*** Block opens ***
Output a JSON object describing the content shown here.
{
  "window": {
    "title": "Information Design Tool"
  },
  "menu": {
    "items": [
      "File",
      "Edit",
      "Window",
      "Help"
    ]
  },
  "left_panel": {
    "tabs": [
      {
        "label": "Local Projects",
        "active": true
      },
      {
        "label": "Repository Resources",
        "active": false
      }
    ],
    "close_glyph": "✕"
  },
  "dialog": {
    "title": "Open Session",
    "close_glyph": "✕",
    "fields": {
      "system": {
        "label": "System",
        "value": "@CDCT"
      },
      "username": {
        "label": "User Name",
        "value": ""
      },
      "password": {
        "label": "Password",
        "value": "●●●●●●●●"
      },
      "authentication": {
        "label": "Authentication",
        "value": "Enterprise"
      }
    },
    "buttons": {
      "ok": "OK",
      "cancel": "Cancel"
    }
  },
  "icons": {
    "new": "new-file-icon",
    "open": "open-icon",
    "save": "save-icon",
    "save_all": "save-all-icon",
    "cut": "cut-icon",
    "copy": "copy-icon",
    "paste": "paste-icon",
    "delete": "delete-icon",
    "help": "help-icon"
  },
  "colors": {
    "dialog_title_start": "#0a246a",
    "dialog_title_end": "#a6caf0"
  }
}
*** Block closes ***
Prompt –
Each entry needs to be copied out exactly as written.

Answer to this problem –
Output a JSON object describing the content shown here.
{
  "window": {
    "title": "Information Design Tool"
  },
  "menu": {
    "items": [
      "File",
      "Edit",
      "Window",
      "Help"
    ]
  },
  "left_panel": {
    "tabs": [
      {
        "label": "Local Projects",
        "active": true
      },
      {
        "label": "Repository Resources",
        "active": false
      }
    ],
    "close_glyph": "✕"
  },
  "dialog": {
    "title": "Open Session",
    "close_glyph": "✕",
    "fields": {
      "system": {
        "label": "System",
        "value": "@CDCT"
      },
      "username": {
        "label": "User Name",
        "value": ""
      },
      "password": {
        "label": "Password",
        "value": "●●●●●●●●"
      },
      "authentication": {
        "label": "Authentication",
        "value": "Enterprise"
      }
    },
    "buttons": {
      "ok": "OK",
      "cancel": "Cancel"
    }
  },
  "icons": {
    "new": "new-file-icon",
    "open": "open-icon",
    "save": "save-icon",
    "save_all": "save-all-icon",
    "cut": "cut-icon",
    "copy": "copy-icon",
    "paste": "paste-icon",
    "delete": "delete-icon",
    "help": "help-icon"
  },
  "colors": {
    "dialog_title_start": "#0a246a",
    "dialog_title_end": "#a6caf0"
  }
}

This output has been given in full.